Interactionless attacks against current versions of iOS are still extremely rare, and almost exclusively used against a small population of high-profile targets around the world. In other words, the average iPhone owner is very unlikely to encounter them. But the Bahrain incident shows that Apple's efforts to defuse iMessage risks for its most vulnerable users have not fully succeeded. The question now is how far the company is willing to go to make its messaging platform less of a liability.“It's frustrating to think that there is still this un-deletable app on iOS that can accept data and messages from anyone," says longtime macOS and iOS security researcher Patrick Wardle. "If somebody has a zero-click iMessage exploit, they can just send it from anywhere in the world at any time and hit you.”
Apple did make a major push to comprehensively address iMessage zero-clicks in iOS 14. The most prominent of those new features, BlastDoor, is a sort of quarantine ward for incoming iMessage communications that's meant to weed out potentially malicious components before they hit the full iOS environment. But the interactionless attacks keep coming. This week's Citizen Lab findings and research published in July by Amnesty International both specifically show that it's possible for a zero-click attack to defeat BlastDoor.Apple hasn't issued a fix for this particular vulnerability and corresponding attack, dubbed “Megalodon” by Amnesty International and “ForcedEntry” by Citizen Lab. An Apple spokesperson told WIRED that it intends to harden iMessage security beyond BlastDoor, and that new defenses are coming with iOS 15, which will likely come out next month. But it's unclear what those further protections will entail, and there's meanwhile seemingly no defense against the BlastDoor-defeating hack that Amnesty International and Citizen Lab both observed.

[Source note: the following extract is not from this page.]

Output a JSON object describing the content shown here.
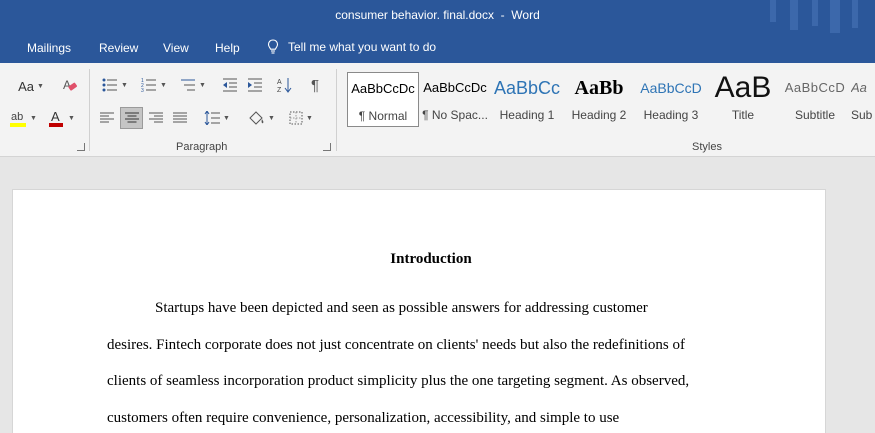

“Attacks like the ones described are highly sophisticated, cost millions of dollars to develop, often have a short shelf life, and are used to target specific individuals,” Apple's head of security engineering and architecture, Ivan Krstić, said in a statement. “While that means they are not a threat to the overwhelming majority of our users, we continue to work tirelessly to defend all our customers.”iMessage's many functions and features make it difficult to defend, security researchers say. Its “attack surface ” is massive. Under the hood, it takes a lot of code and jerry-rigging to get all those green and blue bubbles—plus photos, videos, links, Memojis, app integrations, and more—working smoothly. Each feature and interconnection with another part of iOS creates a fresh opportunity for attackers to find flaws that could be exploitable. Since the rise of iMessage zero-clicks a few years ago, it's become increasingly clear that comprehensively reducing the service's vulnerabilities would take some epic rearchitecting—which seems unlikely at best.
Absent a total overhaul, though, Apple still has options for dealing with sophisticated iMessage hacks. The company could offer special settings, researchers suggest, so at-risk users can choose to lock down the Messages app on their devices. That could include an option to block untrusted content like images and links altogether, and a setting to prompt the user before accepting messages from people not already in their contacts.